## Exercise
Repeat each of these records exactly.

[Website and app data records]
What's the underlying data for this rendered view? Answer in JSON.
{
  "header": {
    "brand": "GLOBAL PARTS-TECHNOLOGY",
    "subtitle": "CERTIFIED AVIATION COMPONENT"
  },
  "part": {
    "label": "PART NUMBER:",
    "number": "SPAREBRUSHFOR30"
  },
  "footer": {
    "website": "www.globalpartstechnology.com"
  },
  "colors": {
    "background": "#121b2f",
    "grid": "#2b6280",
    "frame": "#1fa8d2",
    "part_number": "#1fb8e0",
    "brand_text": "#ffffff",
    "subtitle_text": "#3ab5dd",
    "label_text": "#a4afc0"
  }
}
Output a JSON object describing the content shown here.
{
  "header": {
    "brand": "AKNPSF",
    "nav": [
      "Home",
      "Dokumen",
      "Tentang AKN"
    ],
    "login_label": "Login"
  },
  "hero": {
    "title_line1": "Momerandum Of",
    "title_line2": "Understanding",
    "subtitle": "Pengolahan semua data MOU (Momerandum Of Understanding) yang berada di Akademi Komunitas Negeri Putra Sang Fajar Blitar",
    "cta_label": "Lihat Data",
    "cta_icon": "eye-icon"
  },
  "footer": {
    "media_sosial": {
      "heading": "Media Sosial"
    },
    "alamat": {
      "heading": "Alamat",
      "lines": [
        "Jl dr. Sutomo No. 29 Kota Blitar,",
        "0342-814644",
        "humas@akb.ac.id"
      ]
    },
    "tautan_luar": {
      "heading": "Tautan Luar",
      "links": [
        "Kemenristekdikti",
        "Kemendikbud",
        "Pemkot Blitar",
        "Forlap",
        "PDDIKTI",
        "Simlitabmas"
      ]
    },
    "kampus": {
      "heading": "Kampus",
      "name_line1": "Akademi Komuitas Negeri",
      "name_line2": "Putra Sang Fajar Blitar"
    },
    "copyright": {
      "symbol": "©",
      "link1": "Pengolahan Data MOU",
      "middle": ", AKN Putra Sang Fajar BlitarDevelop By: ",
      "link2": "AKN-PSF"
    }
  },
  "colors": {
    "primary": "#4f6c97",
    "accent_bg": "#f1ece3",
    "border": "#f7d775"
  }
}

## Output of the task
What's the underlying data for this rendered view? Answer in JSON.
{
  "header": {
    "brand": "GLOBAL PARTS-TECHNOLOGY",
    "subtitle": "CERTIFIED AVIATION COMPONENT"
  },
  "part": {
    "label": "PART NUMBER:",
    "number": "SPAREBRUSHFOR30"
  },
  "footer": {
    "website": "www.globalpartstechnology.com"
  },
  "colors": {
    "background": "#121b2f",
    "grid": "#2b6280",
    "frame": "#1fa8d2",
    "part_number": "#1fb8e0",
    "brand_text": "#ffffff",
    "subtitle_text": "#3ab5dd",
    "label_text": "#a4afc0"
  }
}
Output a JSON object describing the content shown here.
{
  "header": {
    "brand": "AKNPSF",
    "nav": [
      "Home",
      "Dokumen",
      "Tentang AKN"
    ],
    "login_label": "Login"
  },
  "hero": {
    "title_line1": "Momerandum Of",
    "title_line2": "Understanding",
    "subtitle": "Pengolahan semua data MOU (Momerandum Of Understanding) yang berada di Akademi Komunitas Negeri Putra Sang Fajar Blitar",
    "cta_label": "Lihat Data",
    "cta_icon": "eye-icon"
  },
  "footer": {
    "media_sosial": {
      "heading": "Media Sosial"
    },
    "alamat": {
      "heading": "Alamat",
      "lines": [
        "Jl dr. Sutomo No. 29 Kota Blitar,",
        "0342-814644",
        "humas@akb.ac.id"
      ]
    },
    "tautan_luar": {
      "heading": "Tautan Luar",
      "links": [
        "Kemenristekdikti",
        "Kemendikbud",
        "Pemkot Blitar",
        "Forlap",
        "PDDIKTI",
        "Simlitabmas"
      ]
    },
    "kampus": {
      "heading": "Kampus",
      "name_line1": "Akademi Komuitas Negeri",
      "name_line2": "Putra Sang Fajar Blitar"
    },
    "copyright": {
      "symbol": "©",
      "link1": "Pengolahan Data MOU",
      "middle": ", AKN Putra Sang Fajar BlitarDevelop By: ",
      "link2": "AKN-PSF"
    }
  },
  "colors": {
    "primary": "#4f6c97",
    "accent_bg": "#f1ece3",
    "border": "#f7d775"
  }
}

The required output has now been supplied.